Wow! I'll have to make these real soon. Fifty years ago we walked to junior high school and we'd often buy a pack of Devil Dogs on our way. These look perfect and I'm sure they are much better than my memory. Devil dogs didn't flare out at the ends either.
Unknown said…
I didn't get to these, but yours look fantastic!
Chelly said…
I never heard of a devil dog either! I like the way yours turned out. I prefer the oval shape to the bone shape. Smart idea drawing a template on the back side of your parchment! I do that with macarons! Great job!
Anonymous said…
Devil Dogs are way easier to eat than whoopie pies. Less squish in the oblong shape! Beautiful cakes.
I had never heard of devil dogs before either. I am going to have to try them after I'm over my pumpkin craze!
Your dogs looks good!
Anonymous said…
Your description makes them sound wonderful!
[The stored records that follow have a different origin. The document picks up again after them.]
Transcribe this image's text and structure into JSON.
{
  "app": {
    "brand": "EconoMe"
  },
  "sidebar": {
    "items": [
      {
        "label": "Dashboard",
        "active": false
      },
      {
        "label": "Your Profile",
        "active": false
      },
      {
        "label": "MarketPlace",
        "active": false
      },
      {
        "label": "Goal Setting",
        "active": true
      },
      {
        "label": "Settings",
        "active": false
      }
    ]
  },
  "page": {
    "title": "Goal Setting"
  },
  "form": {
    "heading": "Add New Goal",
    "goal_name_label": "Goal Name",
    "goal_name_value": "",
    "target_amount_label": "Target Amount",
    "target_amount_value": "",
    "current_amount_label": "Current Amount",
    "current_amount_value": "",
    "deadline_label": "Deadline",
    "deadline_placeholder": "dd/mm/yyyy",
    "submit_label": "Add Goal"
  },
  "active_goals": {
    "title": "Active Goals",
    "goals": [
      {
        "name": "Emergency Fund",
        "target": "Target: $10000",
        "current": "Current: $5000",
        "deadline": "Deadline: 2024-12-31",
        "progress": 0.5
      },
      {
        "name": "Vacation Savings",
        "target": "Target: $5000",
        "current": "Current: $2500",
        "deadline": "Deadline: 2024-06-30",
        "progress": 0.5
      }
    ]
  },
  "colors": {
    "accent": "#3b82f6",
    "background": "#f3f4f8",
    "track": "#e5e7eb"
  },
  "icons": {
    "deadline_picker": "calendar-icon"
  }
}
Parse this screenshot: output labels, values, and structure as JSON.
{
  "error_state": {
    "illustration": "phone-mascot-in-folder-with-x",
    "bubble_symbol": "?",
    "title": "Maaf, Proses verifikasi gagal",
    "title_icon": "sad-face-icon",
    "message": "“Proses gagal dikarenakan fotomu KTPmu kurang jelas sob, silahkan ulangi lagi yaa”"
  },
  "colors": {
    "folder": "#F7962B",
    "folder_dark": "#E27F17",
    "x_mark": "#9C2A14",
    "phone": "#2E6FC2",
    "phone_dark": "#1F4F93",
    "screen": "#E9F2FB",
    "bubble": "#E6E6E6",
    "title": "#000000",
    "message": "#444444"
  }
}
Will have to add it to my make up list for later... Great job! :)
Anonymous said…
As is often the case, we had some similar baking experiences with this one! My cooked malt mixture was also really thick-- there was definitely no "streaming" happening, and I was worried at first. But mine came out great as well, except for the tiny bits of malt powder that I can't seem to avoid. Anyway, beautiful job-- I love the elongated shape. They look very elegant and sophisticated that way, and it's nice that this batter is so versatile. I completely agree on the awesome flavor of both cake and frosting! :)